The exact moment of Summer Solstice pictured at the start of the post and the video of day/night over a year were created using Catfood Earth. Catfood Earth generates wallpaper from NASA Blue and Black Marble images to show the current extent of day and night combined with near real time cloud cover. Catfood Earth is totally free and available for Windows and Android.
I tried this with a solar transit last year and discovered that my expensive phone can't keep time. Learned my lesson - for this lunar transit I shot video a few minutes before and after. The video is 4K and has the unedited 1 second transit and a zoomed in slow version where you can actually see the thing. Unfortunately this means the composite at the top is made from frames extracted using ffmpeg. Next time, two cameras, so I can attempt a burst as well as a video.
Shot on a Sony RX10 IV from San Francisco.
I don't know about you, but when it comes to Google Search Console I spend about 0.01% of the time adding sites and 99.99% analyzing existing ones. And yet when signing into Search Console with many verified sites the interface is ALL about adding a new one. Maybe 10% of the UX would be reasonable but it looks for all the world like I have nothing added.
To get to my sites I need to click the hamburger. Come on Google, being mobile first doesn't have to mean being desktop hostile.

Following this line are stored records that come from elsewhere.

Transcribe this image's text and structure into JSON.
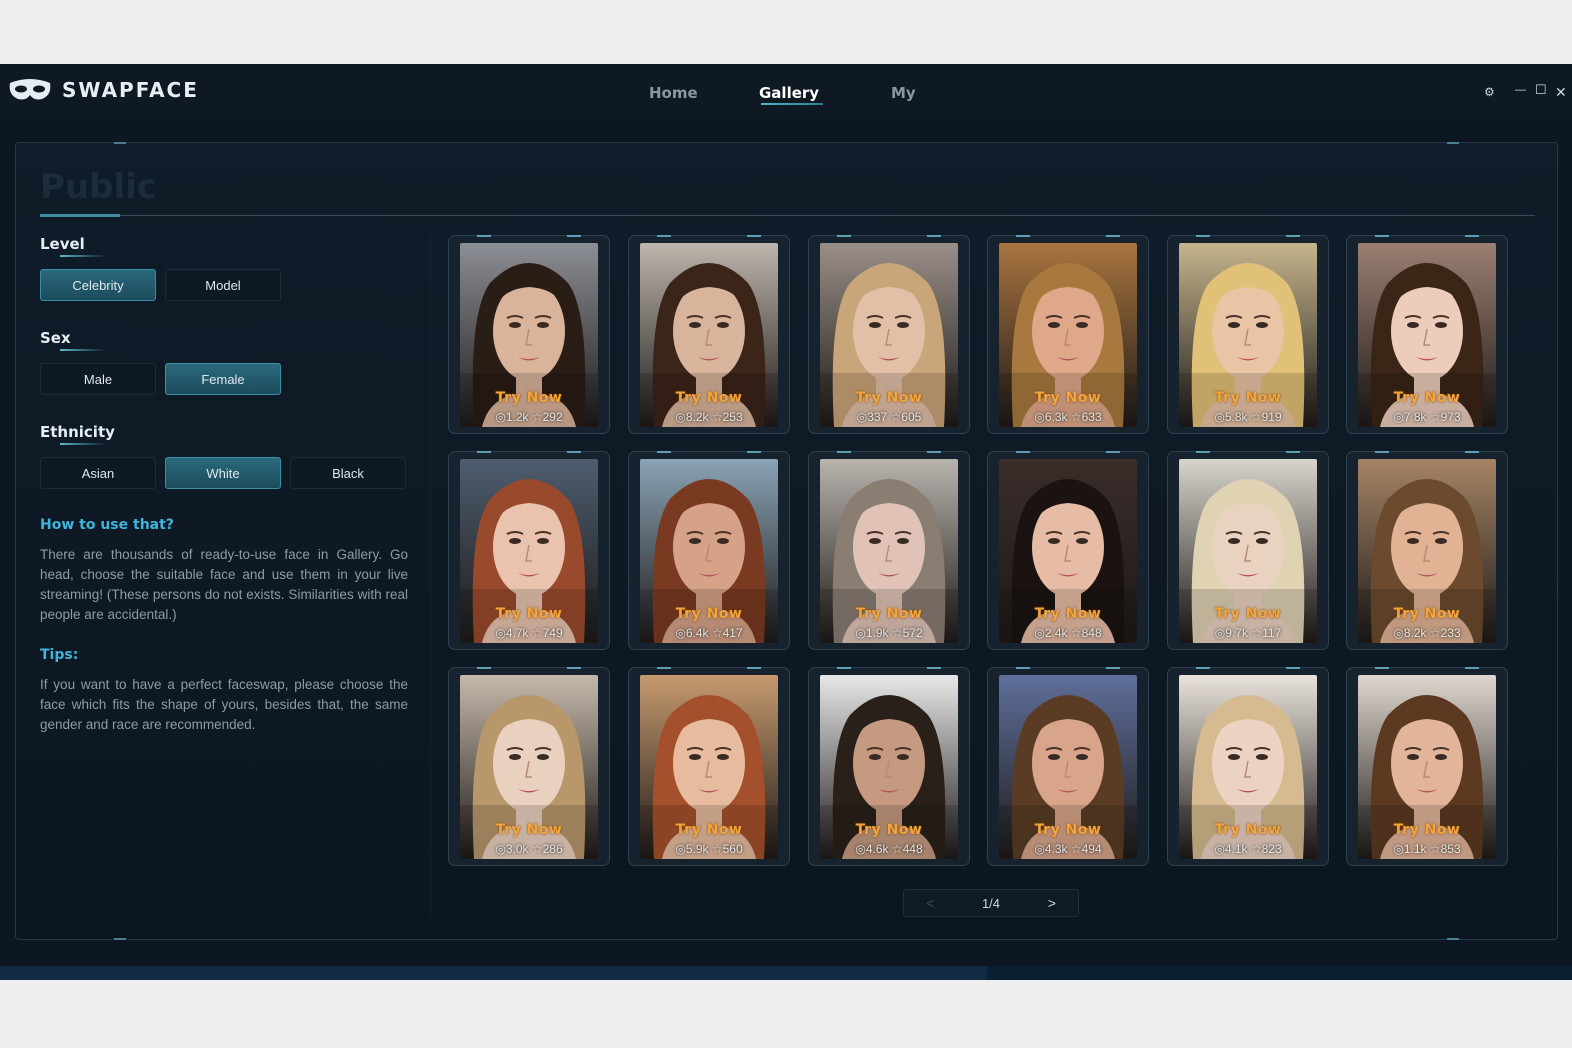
{
  "app": {
    "name": "SWAPFACE",
    "nav": [
      {
        "label": "Home",
        "active": false
      },
      {
        "label": "Gallery",
        "active": true
      },
      {
        "label": "My",
        "active": false
      }
    ],
    "controls": {
      "settings": "⚙",
      "minimize": "—",
      "maximize": "☐",
      "close": "✕"
    }
  },
  "panel": {
    "title": "Public"
  },
  "filters": {
    "level": {
      "title": "Level",
      "options": [
        {
          "label": "Celebrity",
          "active": true
        },
        {
          "label": "Model",
          "active": false
        }
      ]
    },
    "sex": {
      "title": "Sex",
      "options": [
        {
          "label": "Male",
          "active": false
        },
        {
          "label": "Female",
          "active": true
        }
      ]
    },
    "ethnicity": {
      "title": "Ethnicity",
      "options": [
        {
          "label": "Asian",
          "active": false
        },
        {
          "label": "White",
          "active": true
        },
        {
          "label": "Black",
          "active": false
        }
      ]
    }
  },
  "help": {
    "how_title": "How to use that?",
    "how_text": "There are thousands of ready-to-use face in Gallery. Go head, choose the suitable face and use them in your live streaming! (These persons do not exists. Similarities with real people are accidental.)",
    "tips_title": "Tips:",
    "tips_text": "If you want to have a perfect faceswap, please choose the face which fits the shape of yours, besides that, the same gender and race are recommended."
  },
  "cards": [
    {
      "cta": "Try Now",
      "views": "1.2k",
      "stars": "292",
      "hair": "#2a1d15",
      "skin": "#d9b39a",
      "bg": "#8c8f96"
    },
    {
      "cta": "Try Now",
      "views": "8.2k",
      "stars": "253",
      "hair": "#3b2418",
      "skin": "#d9b49c",
      "bg": "#bdb6ad"
    },
    {
      "cta": "Try Now",
      "views": "337",
      "stars": "605",
      "hair": "#c9a57a",
      "skin": "#e2c0a8",
      "bg": "#9a8f88"
    },
    {
      "cta": "Try Now",
      "views": "6.3k",
      "stars": "633",
      "hair": "#a8793f",
      "skin": "#e0a88a",
      "bg": "#a8743f"
    },
    {
      "cta": "Try Now",
      "views": "5.8k",
      "stars": "919",
      "hair": "#e1c178",
      "skin": "#e9c5a6",
      "bg": "#c5b58d"
    },
    {
      "cta": "Try Now",
      "views": "7.8k",
      "stars": "973",
      "hair": "#3a2517",
      "skin": "#eccdbb",
      "bg": "#9b7f72"
    },
    {
      "cta": "Try Now",
      "views": "4.7k",
      "stars": "749",
      "hair": "#9a4a2c",
      "skin": "#e9c3ae",
      "bg": "#4d5d6e"
    },
    {
      "cta": "Try Now",
      "views": "6.4k",
      "stars": "417",
      "hair": "#7a3a22",
      "skin": "#d5a187",
      "bg": "#8aa3b5"
    },
    {
      "cta": "Try Now",
      "views": "1.9k",
      "stars": "572",
      "hair": "#8a7d72",
      "skin": "#e0c3b6",
      "bg": "#b8b3ad"
    },
    {
      "cta": "Try Now",
      "views": "2.4k",
      "stars": "848",
      "hair": "#1a1311",
      "skin": "#e7bca6",
      "bg": "#3a2d2a"
    },
    {
      "cta": "Try Now",
      "views": "9.7k",
      "stars": "117",
      "hair": "#e0d3b3",
      "skin": "#ead2c0",
      "bg": "#d7d4cc"
    },
    {
      "cta": "Try Now",
      "views": "8.2k",
      "stars": "233",
      "hair": "#6b4a2e",
      "skin": "#e1b394",
      "bg": "#a58466"
    },
    {
      "cta": "Try Now",
      "views": "3.0k",
      "stars": "286",
      "hair": "#b8976b",
      "skin": "#ead0bf",
      "bg": "#c5b9ab"
    },
    {
      "cta": "Try Now",
      "views": "5.9k",
      "stars": "560",
      "hair": "#a5502c",
      "skin": "#e6bb9e",
      "bg": "#c69a6f"
    },
    {
      "cta": "Try Now",
      "views": "4.6k",
      "stars": "448",
      "hair": "#2a201a",
      "skin": "#c59a80",
      "bg": "#e8e8e8"
    },
    {
      "cta": "Try Now",
      "views": "4.3k",
      "stars": "494",
      "hair": "#5a3c24",
      "skin": "#d8a58a",
      "bg": "#5f6f9c"
    },
    {
      "cta": "Try Now",
      "views": "4.1k",
      "stars": "823",
      "hair": "#d5bb8f",
      "skin": "#ecd2c2",
      "bg": "#e9e3dc"
    },
    {
      "cta": "Try Now",
      "views": "1.1k",
      "stars": "853",
      "hair": "#5c3a22",
      "skin": "#e2b49a",
      "bg": "#dfd7cf"
    }
  ],
  "pager": {
    "prev": "<",
    "page": "1/4",
    "next": ">"
  }
}
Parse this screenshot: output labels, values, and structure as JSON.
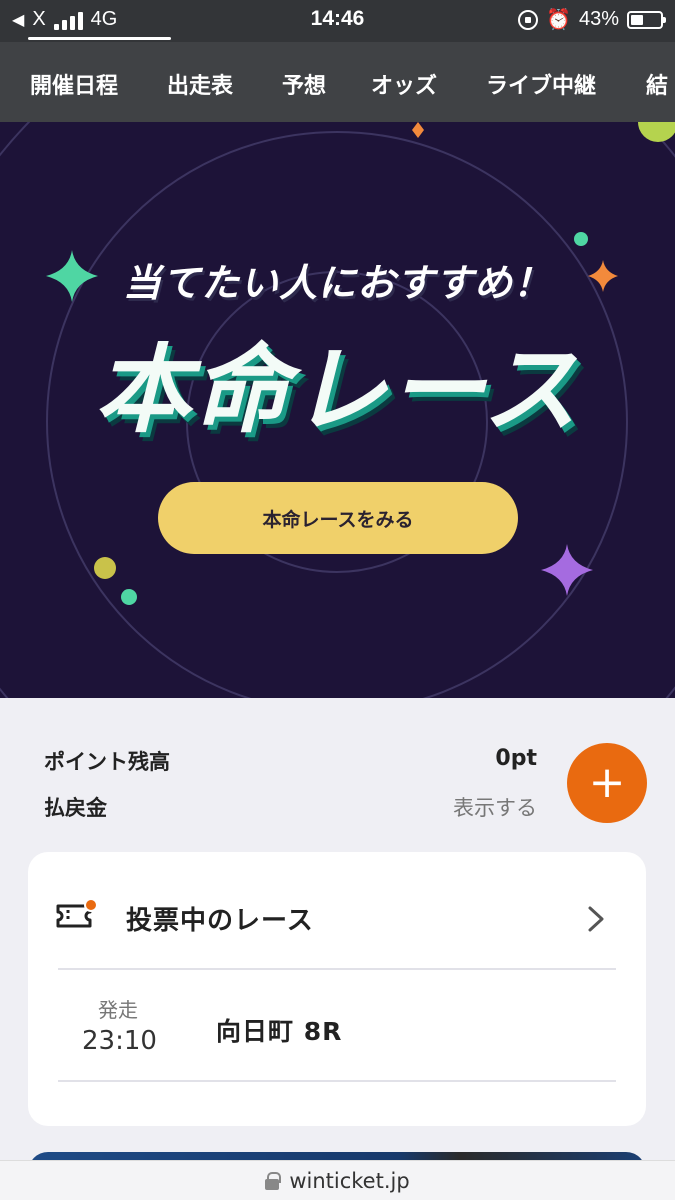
{
  "status_bar": {
    "back_label": "X",
    "network": "4G",
    "time": "14:46",
    "battery": "43%"
  },
  "nav": {
    "tabs": [
      "開催日程",
      "出走表",
      "予想",
      "オッズ",
      "ライブ中継",
      "結"
    ]
  },
  "banner": {
    "subtitle": "当てたい人におすすめ！",
    "title": "本命レース",
    "cta_label": "本命レースをみる",
    "background_color": "#1d1338",
    "cta_color": "#f0d06a"
  },
  "points": {
    "balance_label": "ポイント残高",
    "balance_value": "0pt",
    "payout_label": "払戻金",
    "payout_action": "表示する",
    "add_icon": "plus-icon",
    "accent_color": "#e96a10"
  },
  "betting_card": {
    "icon": "ticket-icon",
    "title": "投票中のレース",
    "race": {
      "start_label": "発走",
      "start_time": "23:10",
      "venue": "向日町 8R"
    }
  },
  "browser": {
    "url": "winticket.jp"
  }
}
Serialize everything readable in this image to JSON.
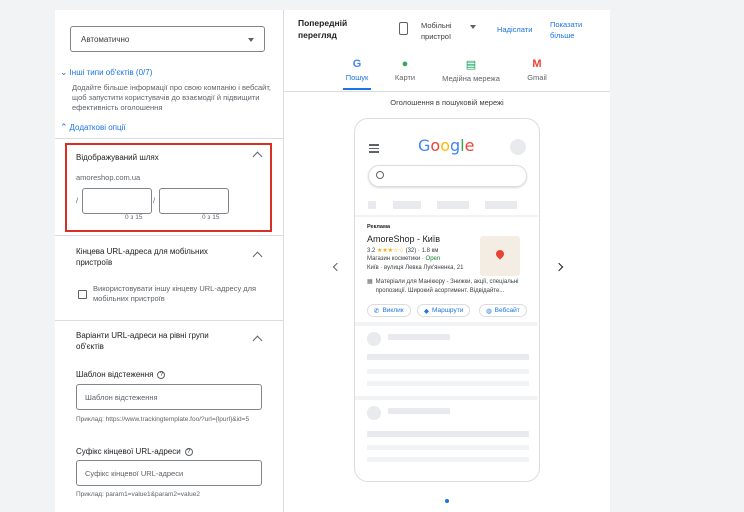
{
  "left": {
    "select_value": "Автоматично",
    "other_types_link": "Інші типи об'єктів (0/7)",
    "other_types_desc": "Додайте більше інформації про свою компанію і вебсайт, щоб запустити користувачів до взаємодії й підвищити ефективність оголошення",
    "extra_options_link": "Додаткові опції",
    "display_path": {
      "title": "Відображуваний шлях",
      "domain": "amoreshop.com.ua",
      "slash": "/",
      "counter1": "0 з 15",
      "counter2": "0 з 15"
    },
    "mobile_url": {
      "title": "Кінцева URL-адреса для мобільних пристроїв",
      "checkbox_label": "Використовувати іншу кінцеву URL-адресу для мобільних пристроїв"
    },
    "adgroup_url": {
      "title": "Варіанти URL-адреси на рівні групи об'єктів",
      "tracking_label": "Шаблон відстеження",
      "tracking_placeholder": "Шаблон відстеження",
      "tracking_example": "Приклад: https://www.trackingtemplate.foo/?url={lpurl}&id=5",
      "suffix_label": "Суфікс кінцевої URL-адреси",
      "suffix_placeholder": "Суфікс кінцевої URL-адреси",
      "suffix_example": "Приклад: param1=value1&param2=value2"
    }
  },
  "preview": {
    "title": "Попередній перегляд",
    "device_label": "Мобільні пристрої",
    "send_link": "Надіслати",
    "show_more_link": "Показати більше",
    "tabs": [
      {
        "label": "Пошук",
        "icon": "G",
        "color": "#4285f4"
      },
      {
        "label": "Карти",
        "icon": "●",
        "color": "#34a853"
      },
      {
        "label": "Медійна мережа",
        "icon": "▤",
        "color": "#0f9d58"
      },
      {
        "label": "Gmail",
        "icon": "M",
        "color": "#ea4335"
      }
    ],
    "network_caption": "Оголошення в пошуковій мережі",
    "google_logo": [
      "G",
      "o",
      "o",
      "g",
      "l",
      "e"
    ],
    "google_colors": [
      "#4285f4",
      "#ea4335",
      "#fbbc05",
      "#4285f4",
      "#34a853",
      "#ea4335"
    ],
    "ad": {
      "badge": "Реклама",
      "title": "AmoreShop - Київ",
      "rating": "3.2",
      "stars": "★★★☆☆",
      "reviews": "(32) · 1.8 км",
      "category": "Магазин косметики ·",
      "status": "Open",
      "address": "Київ · вулиця Левка Лук'яненка, 21",
      "description": "Матеріали для Манікюру - Знижки, акції, спеціальні пропозиції. Широкий асортимент. Відвідайте...",
      "buttons": [
        "Виклик",
        "Маршрути",
        "Вебсайт"
      ]
    }
  }
}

Clicking the hamburger isn't even enough. This just brings up a practically blank sidebar. I then need to expand the 'Search property' drop down. Finally I get a needlessly scrolling list of my sites.